I rarely discuss politics with my younger children at home because the politics of my country has for long bordered on betrayal and neglect of its populace, and as a result I have lost faith in current political leaders. Yet my son's politics are very clear--he knows the truth from lies. No one can teach anyone consciousness.

When the women in Ousmane Sembène's novel God's Bits of Wood took to the railway line and staged a demonstration that changed the politics of the whole country overnight, their husbands had not given them any lectures on capitalism and their material conditions; what they were suffering day-to-day determined their transformative politics.

Tahrir Square! No one taught people to revolt; their being determined their consciousness, and rightly so. When Zimbabwean women reach the lowest point but continue to remain silent, they are not silent and stupid; they are peacefully engaging in different modes of survival for their families. Their silences can be deafening in certain spaces.

Yes, let the mind sing
and let the pen dance
Let the mind sing
and the pen dance
Black ink against white paper
Let the mind sing
and the pen dance
Sing and dance of hopeful sons
and of resilient mothers
Of hopeful sons
and of resilient mothers, resilient mothers, resilient mothers!

While I am waiting in line at the MultiChoice shop, my citizen journalist demons get hold of me and before I know it, I am interviewing the women there, pen and journal in hand.

The story is the same:

"Our children cannot watch ZTV oh! We want alternative voices, we want soap operas, we want world sports, we are tired of jingles and lies. We want so many things that we cannot get, but alternative voices we will get oh! We will send our money to South Africa because we don't care, as long as we get alternative information!"

Zimbabwe's women are using their silences and peaceful engagement to navigate a political system that can overnight turn violent against them; grandmother, mother, and daughter--three generations of women raped in a single minute, and on the same floor.

Quietly, women are occupying the queue to get birth certificates for themselves and for their children; some are completing affidavits for the relatives, silently in the long and slow queues. These people were born here, but their documents were burnt during elections. Their parents were killed, and their records got lost when they were forcibly removed from the farms in which they grew up. This year they must vote, and the women will help them register.

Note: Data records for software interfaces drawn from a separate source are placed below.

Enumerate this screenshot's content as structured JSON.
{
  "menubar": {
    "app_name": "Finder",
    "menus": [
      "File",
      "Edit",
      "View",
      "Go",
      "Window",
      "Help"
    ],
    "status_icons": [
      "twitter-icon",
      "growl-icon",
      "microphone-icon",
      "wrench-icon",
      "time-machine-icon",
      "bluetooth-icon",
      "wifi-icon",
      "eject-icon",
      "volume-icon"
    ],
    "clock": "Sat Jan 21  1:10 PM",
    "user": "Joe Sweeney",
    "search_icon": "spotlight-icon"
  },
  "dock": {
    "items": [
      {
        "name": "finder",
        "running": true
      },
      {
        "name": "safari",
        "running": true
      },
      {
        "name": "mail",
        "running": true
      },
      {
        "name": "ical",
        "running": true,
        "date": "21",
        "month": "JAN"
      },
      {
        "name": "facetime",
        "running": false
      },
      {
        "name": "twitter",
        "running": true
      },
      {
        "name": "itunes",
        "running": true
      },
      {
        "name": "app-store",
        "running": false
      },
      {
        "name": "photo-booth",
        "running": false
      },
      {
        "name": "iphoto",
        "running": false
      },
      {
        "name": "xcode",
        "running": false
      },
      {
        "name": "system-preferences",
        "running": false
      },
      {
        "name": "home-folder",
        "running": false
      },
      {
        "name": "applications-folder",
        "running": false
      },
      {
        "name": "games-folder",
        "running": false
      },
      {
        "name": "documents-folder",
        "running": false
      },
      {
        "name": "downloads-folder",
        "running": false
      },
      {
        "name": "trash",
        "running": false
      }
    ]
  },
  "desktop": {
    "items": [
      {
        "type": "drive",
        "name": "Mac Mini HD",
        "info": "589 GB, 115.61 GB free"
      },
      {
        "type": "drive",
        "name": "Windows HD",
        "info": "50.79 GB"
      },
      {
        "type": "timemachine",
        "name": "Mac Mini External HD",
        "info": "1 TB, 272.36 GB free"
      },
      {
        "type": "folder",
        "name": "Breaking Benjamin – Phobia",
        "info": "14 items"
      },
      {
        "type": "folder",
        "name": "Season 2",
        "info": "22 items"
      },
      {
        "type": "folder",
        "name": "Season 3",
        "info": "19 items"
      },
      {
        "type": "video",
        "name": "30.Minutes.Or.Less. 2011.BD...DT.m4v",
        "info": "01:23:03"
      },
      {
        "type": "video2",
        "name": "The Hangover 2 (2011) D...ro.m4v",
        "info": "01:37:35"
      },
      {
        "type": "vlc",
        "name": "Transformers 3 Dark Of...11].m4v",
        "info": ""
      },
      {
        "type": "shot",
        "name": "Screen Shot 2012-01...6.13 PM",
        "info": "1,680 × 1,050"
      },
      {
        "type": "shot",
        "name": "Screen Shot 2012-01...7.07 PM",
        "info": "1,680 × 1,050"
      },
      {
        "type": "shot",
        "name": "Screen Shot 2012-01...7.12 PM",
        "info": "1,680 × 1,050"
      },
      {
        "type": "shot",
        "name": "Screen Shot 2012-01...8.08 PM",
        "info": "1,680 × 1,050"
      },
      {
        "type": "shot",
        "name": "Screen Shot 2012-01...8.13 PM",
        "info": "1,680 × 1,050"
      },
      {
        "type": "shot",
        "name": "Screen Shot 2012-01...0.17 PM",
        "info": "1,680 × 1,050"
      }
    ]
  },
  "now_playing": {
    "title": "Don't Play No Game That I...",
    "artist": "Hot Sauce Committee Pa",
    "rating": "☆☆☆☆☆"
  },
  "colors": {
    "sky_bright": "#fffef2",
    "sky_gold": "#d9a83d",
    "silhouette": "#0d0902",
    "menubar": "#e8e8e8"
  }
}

When I asked Mbuya Diedricks (not her real name) why she looked so determined standing in the long line at a district office last week, she sadly and slowly formed words in her mouth, "We have learnt from our past mistakes my dear. We must definitely vote in numbers this year and put an end to this. Can you imagine an old woman my age getting raped by six young men at once? It's hard to be a woman. I was pained, and I am still in pain. I wish we could all vote and put an end to all this."